A catcher has a tough job in these games, especially with a young pitcher who's learning and doesn't always know where the ball is going when she releases it. It's much easier to catch a pitcher who throws to a defined square than to catch one who makes you play hockey goalie to prevent wild pitches. You scoop up dirt, and end up with a patina of grime on you (including your neck and face) because of a combination of sweat, suntan lotion and the clay-laden soil that is indigenous to our area. You bake under equipment that for some reason is colored black and not white. You also have to listen to conflicting exhortations and attempted coaching from parents who sit too close, coaches and even teammates, who sometimes get on other teammates while forgetting their own inadequacies.
You take balls off your shin guards, chest protector and helmet, sometimes hit hard enough to snap your head back. Your shins contain the totems of your trade -- bruises from this collision, that blocked pitch or a foul ball. You chase runners back to bases and have to throw to bases where players forget to cover or your pitcher forgets to duck. You love the game, love calling pitches, and love helping your pitcher get confidence to throw pitches she's been working on, especially a changeup. You enjoyed the moment in the last inning of the game you won on Saturday where you called two fastballs in a row, both of which were swung at and missed, and then called for a changeup. The other team's hitter stood there like a recently twisted pretzel, frozen, because she was expected a fastball. The umpire called it a strike, and the batter sat down. You caught this pitcher twice on Saturday, and she shook you off only three times the entire day. Most people don't notice, but you take pride in that.
You try to hit as best as you can, working your way through slumps that sometimes happen, why, because you're young, and, also, because slumps happen to the best hitters. Yet, you make contact most of the time, because you get up their patiently and you battle. You might not always win, but you fight. You love the game.

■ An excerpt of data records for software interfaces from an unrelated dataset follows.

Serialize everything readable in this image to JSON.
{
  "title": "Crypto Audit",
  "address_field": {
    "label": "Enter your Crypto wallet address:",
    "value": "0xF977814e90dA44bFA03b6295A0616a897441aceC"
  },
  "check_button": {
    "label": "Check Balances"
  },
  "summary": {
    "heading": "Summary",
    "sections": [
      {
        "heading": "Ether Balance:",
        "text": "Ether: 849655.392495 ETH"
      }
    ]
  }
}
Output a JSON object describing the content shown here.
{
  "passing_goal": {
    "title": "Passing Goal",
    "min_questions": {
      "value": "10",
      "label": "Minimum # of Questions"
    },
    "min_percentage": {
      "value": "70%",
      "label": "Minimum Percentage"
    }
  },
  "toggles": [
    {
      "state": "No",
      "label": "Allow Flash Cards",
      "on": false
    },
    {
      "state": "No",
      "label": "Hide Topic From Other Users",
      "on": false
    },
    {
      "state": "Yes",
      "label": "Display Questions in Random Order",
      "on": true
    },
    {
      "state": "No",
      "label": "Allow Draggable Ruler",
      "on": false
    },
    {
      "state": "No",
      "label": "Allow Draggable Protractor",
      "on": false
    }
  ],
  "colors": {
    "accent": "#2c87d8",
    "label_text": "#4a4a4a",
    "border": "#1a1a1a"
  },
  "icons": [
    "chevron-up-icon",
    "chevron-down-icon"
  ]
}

You also thanked me, your father, for playing catch with you starting when you were little, talking situational plays with you, talking about strategy, talking about things to work on and, yes, for getting up at 5 a.m. on Father's Day and giving up most of that day to take you to your games on Sunday. But because of who you are, and because of how you approach the game -- how you prepare, how you work, how you shake off bad events, how you motivate yourself, how you lead -- there's no need to thank me. No, you gave me -- and have given me -- a great Father's Day present.